The art critic recommends her on various platforms, admiring her portraits but completely gushing about her alien sculptures and landscapes. Kal-El giggles when she shows him that comment, the use of ‘alien’ so apt that even Kara can’t help but crack a smile.

Her subsequent gallery opening brings more than just casual observers because of them. Within a month, Kara is being photographed by CatCo photographers, Cat’s little newspaper, The Tribune securing the rights to her first interview and pictures. It bumps her up in the world and Cat is both proud and adoring of her, each for their different reasons. Kal-El personally mails a copy of The Tribune to Adam, who wows over the fact that Kal-El’s mom is in a magazine.

Karen and Kara have a private conversation later, talking about each of their homes. Much like Kara, Karen escaped from her dying planet, but instead of natural implosion, it was destroyed because of a war – one that stole her voice as a child.

The side that wished for power used chemical weapons. One sent me into a deep sleep and I was injured in the rush to get away from it – someone stood on me, I think. My mothers and father never did explain it to me properly. I was very young.

Kara signs back her condolences, just as Karen does.

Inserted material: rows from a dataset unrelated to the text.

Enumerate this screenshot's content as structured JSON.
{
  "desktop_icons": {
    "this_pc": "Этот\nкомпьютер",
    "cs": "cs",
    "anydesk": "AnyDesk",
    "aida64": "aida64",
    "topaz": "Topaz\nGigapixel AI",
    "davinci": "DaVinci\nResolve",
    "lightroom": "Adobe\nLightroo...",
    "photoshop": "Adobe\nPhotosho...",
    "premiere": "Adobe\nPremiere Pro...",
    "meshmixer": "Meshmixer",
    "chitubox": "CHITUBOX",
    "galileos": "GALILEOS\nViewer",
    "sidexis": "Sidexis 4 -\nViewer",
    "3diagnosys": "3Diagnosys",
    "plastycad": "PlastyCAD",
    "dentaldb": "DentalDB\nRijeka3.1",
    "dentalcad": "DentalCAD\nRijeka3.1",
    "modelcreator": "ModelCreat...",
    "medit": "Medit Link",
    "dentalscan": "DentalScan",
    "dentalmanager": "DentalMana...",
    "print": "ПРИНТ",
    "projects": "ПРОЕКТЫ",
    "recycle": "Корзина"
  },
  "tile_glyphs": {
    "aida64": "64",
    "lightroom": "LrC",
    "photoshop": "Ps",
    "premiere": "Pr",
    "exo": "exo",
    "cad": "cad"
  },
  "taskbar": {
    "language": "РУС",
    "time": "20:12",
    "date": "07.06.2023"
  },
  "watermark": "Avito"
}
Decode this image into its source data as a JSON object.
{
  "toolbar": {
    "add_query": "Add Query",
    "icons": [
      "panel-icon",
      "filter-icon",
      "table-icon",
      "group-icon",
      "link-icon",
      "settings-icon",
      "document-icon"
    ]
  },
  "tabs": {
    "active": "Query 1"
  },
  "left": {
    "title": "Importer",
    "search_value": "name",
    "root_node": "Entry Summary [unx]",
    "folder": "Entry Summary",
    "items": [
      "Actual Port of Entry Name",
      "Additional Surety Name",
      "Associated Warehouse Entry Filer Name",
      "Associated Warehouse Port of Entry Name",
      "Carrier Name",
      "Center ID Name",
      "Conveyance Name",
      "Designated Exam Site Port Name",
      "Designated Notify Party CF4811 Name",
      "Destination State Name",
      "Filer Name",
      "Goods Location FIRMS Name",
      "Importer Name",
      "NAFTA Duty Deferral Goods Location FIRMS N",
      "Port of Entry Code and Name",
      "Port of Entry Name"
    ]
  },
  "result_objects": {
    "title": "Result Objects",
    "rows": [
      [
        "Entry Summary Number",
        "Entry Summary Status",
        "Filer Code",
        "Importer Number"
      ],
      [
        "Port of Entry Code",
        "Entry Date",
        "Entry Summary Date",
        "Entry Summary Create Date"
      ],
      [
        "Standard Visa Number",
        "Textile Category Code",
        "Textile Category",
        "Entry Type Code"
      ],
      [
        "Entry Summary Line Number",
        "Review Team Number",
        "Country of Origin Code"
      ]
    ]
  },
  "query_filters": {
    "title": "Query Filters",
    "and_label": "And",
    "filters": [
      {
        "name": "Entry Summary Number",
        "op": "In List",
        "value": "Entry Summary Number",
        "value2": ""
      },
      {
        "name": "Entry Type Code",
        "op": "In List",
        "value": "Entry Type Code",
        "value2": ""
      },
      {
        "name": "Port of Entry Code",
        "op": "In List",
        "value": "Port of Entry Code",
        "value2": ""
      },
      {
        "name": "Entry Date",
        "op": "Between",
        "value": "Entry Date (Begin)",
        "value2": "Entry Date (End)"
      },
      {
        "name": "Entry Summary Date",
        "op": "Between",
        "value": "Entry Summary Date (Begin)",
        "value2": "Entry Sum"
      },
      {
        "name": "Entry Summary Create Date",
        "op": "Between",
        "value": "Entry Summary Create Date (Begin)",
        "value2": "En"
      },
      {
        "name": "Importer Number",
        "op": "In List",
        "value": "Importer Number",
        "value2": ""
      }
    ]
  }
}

By the time Kal-El and Adam are finishing middle school, Kara is far more famous than she should be and has painted enough of Argo City and all the planets she’s visited that her other memories lose some clarity. Only, when an alarm blares far, far louder than she ever expected from her pod does Kara rush to it, mechanical beeps telling her that the hack – the hack that makes to take manual control of one of the pods in the Phantom Zone – has finished.

“Holy Rao and Krypton,” she whispers, before taking Cat’s communication device and getting to work. She plugs it in, rewires it as quickly as she can and ignores normal protocol, taking forceful control over the other pods.

Soon, type is scrambling across the screen, written in a computer language that Kara barely recognises but eventually has to, as the writer waits for a reply, even providing her with a key. Kara doesn’t know what else to do but reply, blood running cold as she comes to understand who is driving the hacked mystery pod.

I am a prisoner of Fort Rozz, known by the designation, Brainiac 8. Who are you?

Who’s in the pod? Is Kara’s reply and the holo graphic she gets breaks her heart, because- because no. No, no, no, no, no-

“Aunt Lara.”

For, inside the pod, in deep sleep, is Lara Lor-Van.